» **Your objective**
Return the records that follow unaltered. Omit every picture.

» **Task data**
::::::::::
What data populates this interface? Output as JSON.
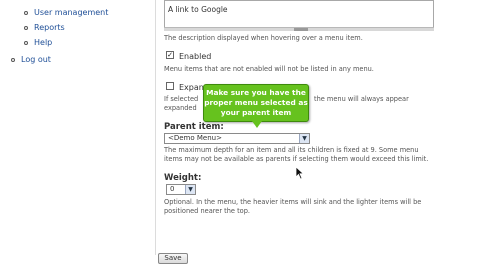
{
  "sidebar": {
    "items": [
      {
        "label": "User management"
      },
      {
        "label": "Reports"
      },
      {
        "label": "Help"
      },
      {
        "label": "Log out"
      }
    ]
  },
  "form": {
    "description_value": "A link to Google",
    "description_help": "The description displayed when hovering over a menu item.",
    "enabled_label": "Enabled",
    "enabled_checked": true,
    "enabled_help": "Menu items that are not enabled will not be listed in any menu.",
    "expanded_label": "Expan",
    "expanded_checked": false,
    "expanded_help_start": "If selected",
    "expanded_help_end": "the menu will always appear",
    "expanded_help_line2": "expanded",
    "parent_label": "Parent item:",
    "parent_value": "<Demo Menu>",
    "parent_help_line1": "The maximum depth for an item and all its children is fixed at 9. Some menu",
    "parent_help_line2": "items may not be available as parents if selecting them would exceed this limit.",
    "weight_label": "Weight:",
    "weight_value": "0",
    "weight_help_line1": "Optional. In the menu, the heavier items will sink and the lighter items will be",
    "weight_help_line2": "positioned nearer the top.",
    "save_label": "Save"
  },
  "callout": {
    "line1": "Make sure you have the",
    "line2": "proper menu selected as",
    "line3": "your parent item",
    "color": "#66c21e"
  },
  "icons": {
    "cursor": "mouse-pointer-icon",
    "select_arrow": "chevron-down-icon"
  }
}
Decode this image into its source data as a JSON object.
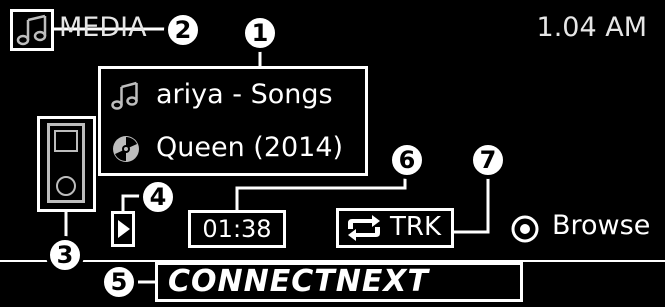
{
  "header": {
    "source_label": "MEDIA",
    "clock": "1.04 AM"
  },
  "now_playing": {
    "track": "ariya - Songs",
    "album": "Queen (2014)"
  },
  "playback": {
    "elapsed": "01:38",
    "repeat_mode": "TRK"
  },
  "actions": {
    "browse_label": "Browse"
  },
  "footer": {
    "brand": "CONNECTNEXT"
  },
  "callouts": {
    "c1": "1",
    "c2": "2",
    "c3": "3",
    "c4": "4",
    "c5": "5",
    "c6": "6",
    "c7": "7"
  },
  "icons": {
    "media_icon": "music-note-icon",
    "track_icon": "music-note-icon",
    "album_icon": "disc-icon",
    "device_icon": "media-player-icon",
    "play_icon": "play-icon",
    "repeat_icon": "repeat-icon",
    "browse_icon": "radio-dot-icon"
  },
  "colors": {
    "background": "#000000",
    "foreground": "#ffffff",
    "dim": "#bdbdbd"
  }
}
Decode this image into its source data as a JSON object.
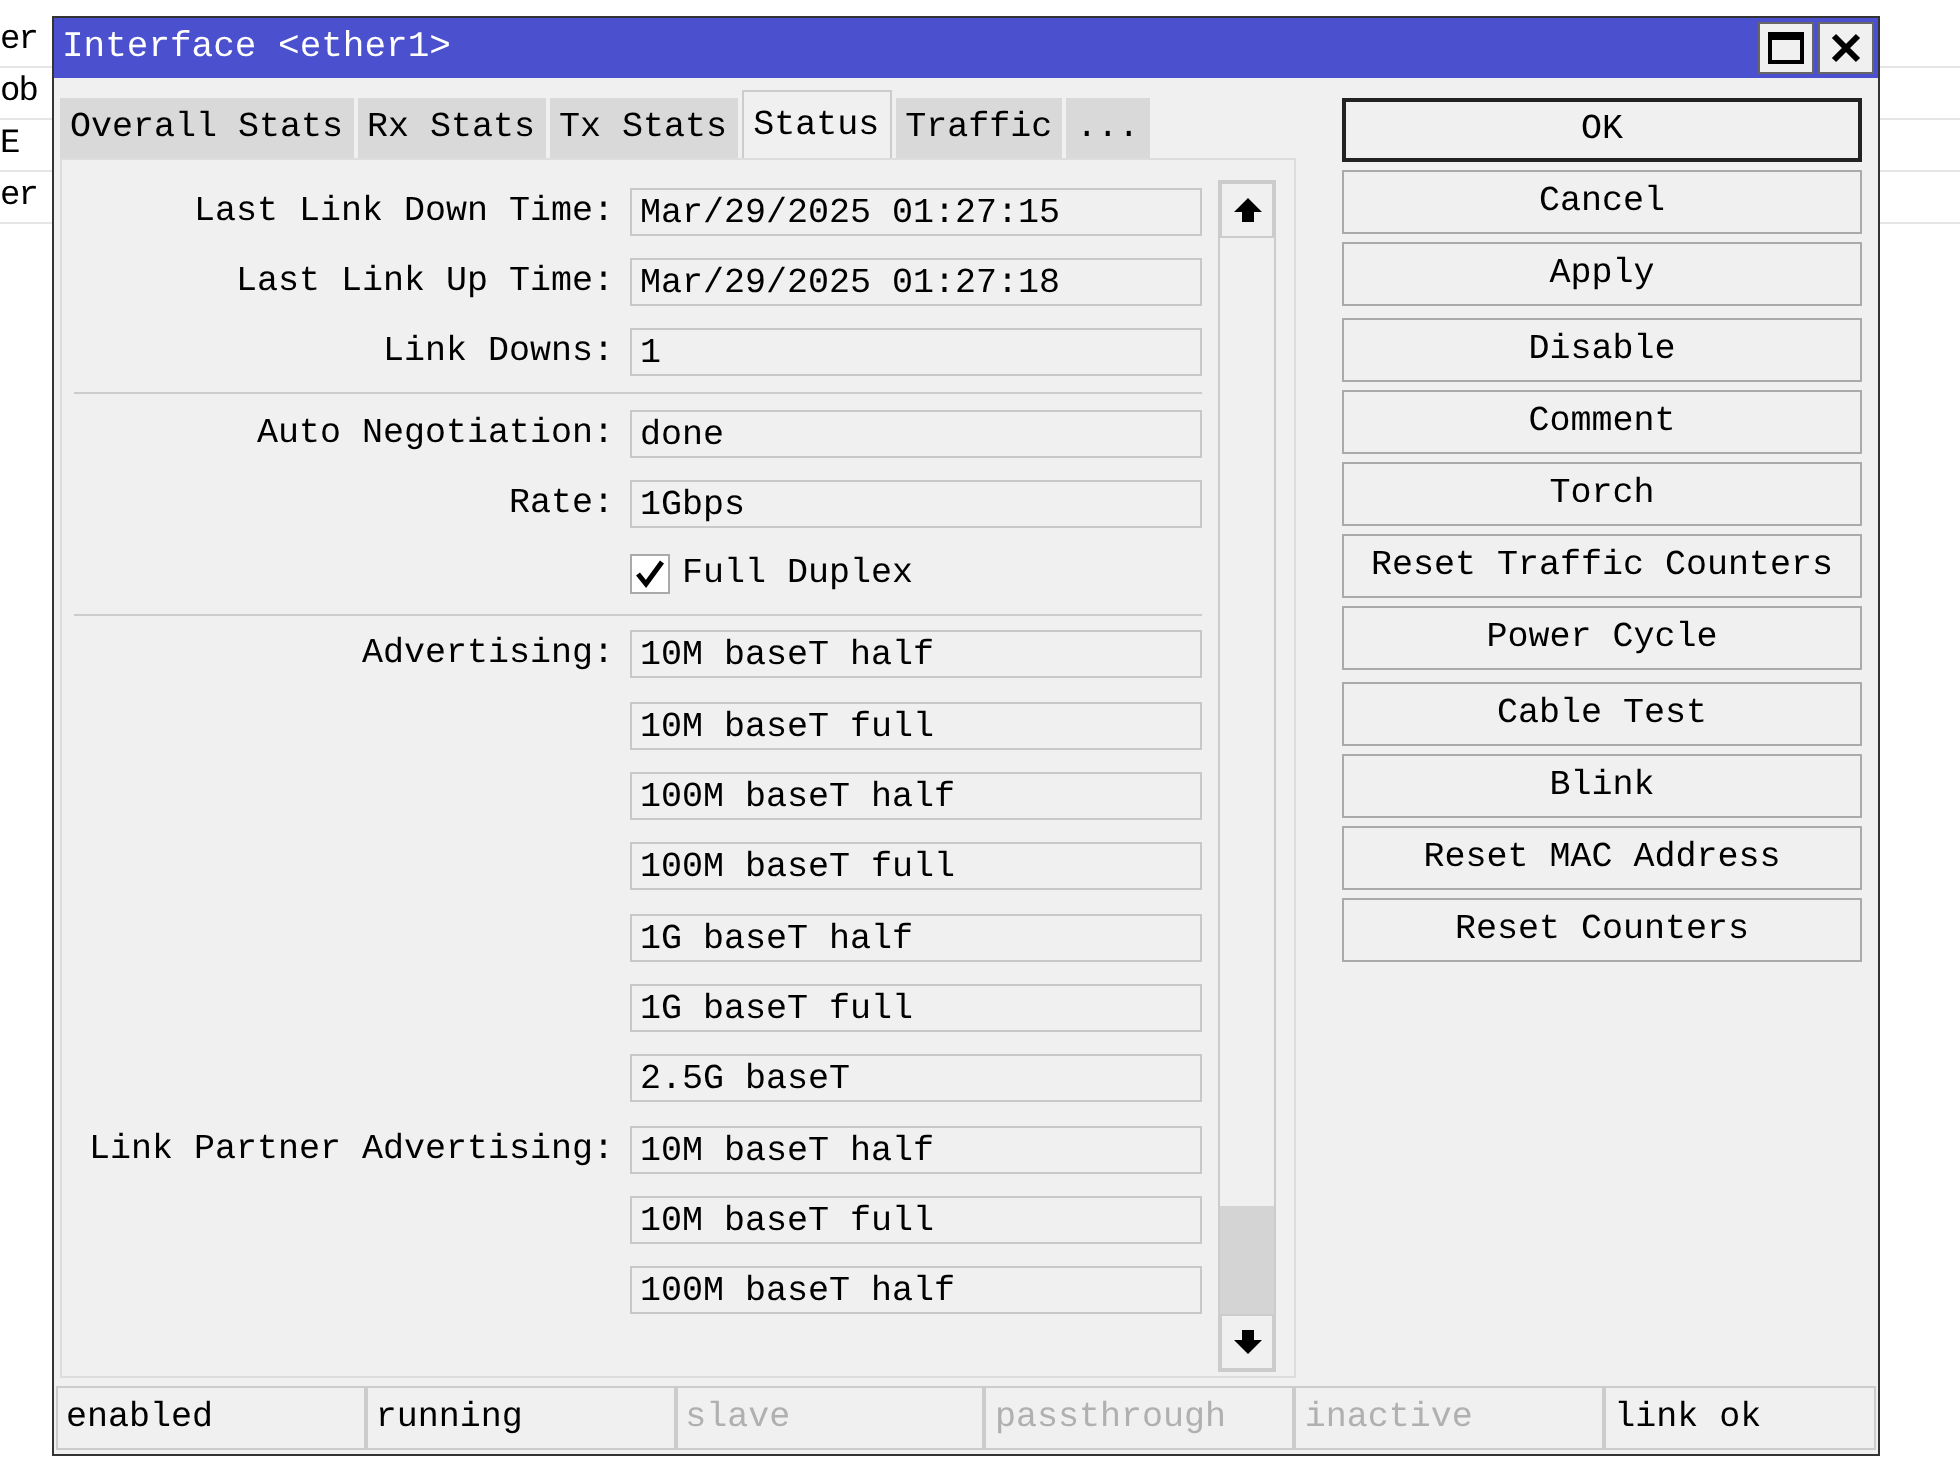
{
  "background": {
    "rows": [
      {
        "cell": "er"
      },
      {
        "cell": "ob"
      },
      {
        "cell": "E"
      },
      {
        "cell": "er"
      }
    ]
  },
  "window": {
    "title": "Interface <ether1>"
  },
  "tabs": [
    {
      "label": "Overall Stats",
      "selected": false
    },
    {
      "label": "Rx Stats",
      "selected": false
    },
    {
      "label": "Tx Stats",
      "selected": false
    },
    {
      "label": "Status",
      "selected": true
    },
    {
      "label": "Traffic",
      "selected": false
    },
    {
      "label": "...",
      "selected": false
    }
  ],
  "rows": [
    {
      "kind": "field",
      "label": "Last Link Down Time:",
      "value": "Mar/29/2025 01:27:15"
    },
    {
      "kind": "field",
      "label": "Last Link Up Time:",
      "value": "Mar/29/2025 01:27:18"
    },
    {
      "kind": "field",
      "label": "Link Downs:",
      "value": "1"
    },
    {
      "kind": "divider"
    },
    {
      "kind": "field",
      "label": "Auto Negotiation:",
      "value": "done"
    },
    {
      "kind": "field",
      "label": "Rate:",
      "value": "1Gbps"
    },
    {
      "kind": "checkbox",
      "label": "Full Duplex",
      "checked": true
    },
    {
      "kind": "divider"
    },
    {
      "kind": "field",
      "label": "Advertising:",
      "value": "10M baseT half"
    },
    {
      "kind": "field",
      "value": "10M baseT full"
    },
    {
      "kind": "field",
      "value": "100M baseT half"
    },
    {
      "kind": "field",
      "value": "100M baseT full"
    },
    {
      "kind": "field",
      "value": "1G baseT half"
    },
    {
      "kind": "field",
      "value": "1G baseT full"
    },
    {
      "kind": "field",
      "value": "2.5G baseT"
    },
    {
      "kind": "field",
      "label": "Link Partner Advertising:",
      "value": "10M baseT half"
    },
    {
      "kind": "field",
      "value": "10M baseT full"
    },
    {
      "kind": "field",
      "value": "100M baseT half"
    }
  ],
  "button_groups": [
    [
      {
        "label": "OK",
        "focused": true
      },
      {
        "label": "Cancel",
        "focused": false
      },
      {
        "label": "Apply",
        "focused": false
      }
    ],
    [
      {
        "label": "Disable",
        "focused": false
      },
      {
        "label": "Comment",
        "focused": false
      },
      {
        "label": "Torch",
        "focused": false
      },
      {
        "label": "Reset Traffic Counters",
        "focused": false
      },
      {
        "label": "Power Cycle",
        "focused": false
      }
    ],
    [
      {
        "label": "Cable Test",
        "focused": false
      },
      {
        "label": "Blink",
        "focused": false
      },
      {
        "label": "Reset MAC Address",
        "focused": false
      },
      {
        "label": "Reset Counters",
        "focused": false
      }
    ]
  ],
  "status_bar": [
    {
      "text": "enabled",
      "disabled": false
    },
    {
      "text": "running",
      "disabled": false
    },
    {
      "text": "slave",
      "disabled": true
    },
    {
      "text": "passthrough",
      "disabled": true
    },
    {
      "text": "inactive",
      "disabled": true
    },
    {
      "text": "link ok",
      "disabled": false
    }
  ]
}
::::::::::
» **Final answer**
What data populates this interface? Output as JSON.
{
  "sidebar": {
    "items": [
      {
        "label": "User management"
      },
      {
        "label": "Reports"
      },
      {
        "label": "Help"
      },
      {
        "label": "Log out"
      }
    ]
  },
  "form": {
    "description_value": "A link to Google",
    "description_help": "The description displayed when hovering over a menu item.",
    "enabled_label": "Enabled",
    "enabled_checked": true,
    "enabled_help": "Menu items that are not enabled will not be listed in any menu.",
    "expanded_label": "Expan",
    "expanded_checked": false,
    "expanded_help_start": "If selected",
    "expanded_help_end": "the menu will always appear",
    "expanded_help_line2": "expanded",
    "parent_label": "Parent item:",
    "parent_value": "<Demo Menu>",
    "parent_help_line1": "The maximum depth for an item and all its children is fixed at 9. Some menu",
    "parent_help_line2": "items may not be available as parents if selecting them would exceed this limit.",
    "weight_label": "Weight:",
    "weight_value": "0",
    "weight_help_line1": "Optional. In the menu, the heavier items will sink and the lighter items will be",
    "weight_help_line2": "positioned nearer the top.",
    "save_label": "Save"
  },
  "callout": {
    "line1": "Make sure you have the",
    "line2": "proper menu selected as",
    "line3": "your parent item",
    "color": "#66c21e"
  },
  "icons": {
    "cursor": "mouse-pointer-icon",
    "select_arrow": "chevron-down-icon"
  }
}
Decode this image into its source data as a JSON object.
{
  "header": {
    "source_label": "MEDIA",
    "clock": "1.04 AM"
  },
  "now_playing": {
    "track": "ariya - Songs",
    "album": "Queen (2014)"
  },
  "playback": {
    "elapsed": "01:38",
    "repeat_mode": "TRK"
  },
  "actions": {
    "browse_label": "Browse"
  },
  "footer": {
    "brand": "CONNECTNEXT"
  },
  "callouts": {
    "c1": "1",
    "c2": "2",
    "c3": "3",
    "c4": "4",
    "c5": "5",
    "c6": "6",
    "c7": "7"
  },
  "icons": {
    "media_icon": "music-note-icon",
    "track_icon": "music-note-icon",
    "album_icon": "disc-icon",
    "device_icon": "media-player-icon",
    "play_icon": "play-icon",
    "repeat_icon": "repeat-icon",
    "browse_icon": "radio-dot-icon"
  },
  "colors": {
    "background": "#000000",
    "foreground": "#ffffff",
    "dim": "#bdbdbd"
  }
}
Decode this image into its source data as a JSON object.
{
  "background": {
    "rows": [
      {
        "cell": "er"
      },
      {
        "cell": "ob"
      },
      {
        "cell": "E"
      },
      {
        "cell": "er"
      }
    ]
  },
  "window": {
    "title": "Interface <ether1>"
  },
  "tabs": [
    {
      "label": "Overall Stats",
      "selected": false
    },
    {
      "label": "Rx Stats",
      "selected": false
    },
    {
      "label": "Tx Stats",
      "selected": false
    },
    {
      "label": "Status",
      "selected": true
    },
    {
      "label": "Traffic",
      "selected": false
    },
    {
      "label": "...",
      "selected": false
    }
  ],
  "rows": [
    {
      "kind": "field",
      "label": "Last Link Down Time:",
      "value": "Mar/29/2025 01:27:15"
    },
    {
      "kind": "field",
      "label": "Last Link Up Time:",
      "value": "Mar/29/2025 01:27:18"
    },
    {
      "kind": "field",
      "label": "Link Downs:",
      "value": "1"
    },
    {
      "kind": "divider"
    },
    {
      "kind": "field",
      "label": "Auto Negotiation:",
      "value": "done"
    },
    {
      "kind": "field",
      "label": "Rate:",
      "value": "1Gbps"
    },
    {
      "kind": "checkbox",
      "label": "Full Duplex",
      "checked": true
    },
    {
      "kind": "divider"
    },
    {
      "kind": "field",
      "label": "Advertising:",
      "value": "10M baseT half"
    },
    {
      "kind": "field",
      "value": "10M baseT full"
    },
    {
      "kind": "field",
      "value": "100M baseT half"
    },
    {
      "kind": "field",
      "value": "100M baseT full"
    },
    {
      "kind": "field",
      "value": "1G baseT half"
    },
    {
      "kind": "field",
      "value": "1G baseT full"
    },
    {
      "kind": "field",
      "value": "2.5G baseT"
    },
    {
      "kind": "field",
      "label": "Link Partner Advertising:",
      "value": "10M baseT half"
    },
    {
      "kind": "field",
      "value": "10M baseT full"
    },
    {
      "kind": "field",
      "value": "100M baseT half"
    }
  ],
  "button_groups": [
    [
      {
        "label": "OK",
        "focused": true
      },
      {
        "label": "Cancel",
        "focused": false
      },
      {
        "label": "Apply",
        "focused": false
      }
    ],
    [
      {
        "label": "Disable",
        "focused": false
      },
      {
        "label": "Comment",
        "focused": false
      },
      {
        "label": "Torch",
        "focused": false
      },
      {
        "label": "Reset Traffic Counters",
        "focused": false
      },
      {
        "label": "Power Cycle",
        "focused": false
      }
    ],
    [
      {
        "label": "Cable Test",
        "focused": false
      },
      {
        "label": "Blink",
        "focused": false
      },
      {
        "label": "Reset MAC Address",
        "focused": false
      },
      {
        "label": "Reset Counters",
        "focused": false
      }
    ]
  ],
  "status_bar": [
    {
      "text": "enabled",
      "disabled": false
    },
    {
      "text": "running",
      "disabled": false
    },
    {
      "text": "slave",
      "disabled": true
    },
    {
      "text": "passthrough",
      "disabled": true
    },
    {
      "text": "inactive",
      "disabled": true
    },
    {
      "text": "link ok",
      "disabled": false
    }
  ]
}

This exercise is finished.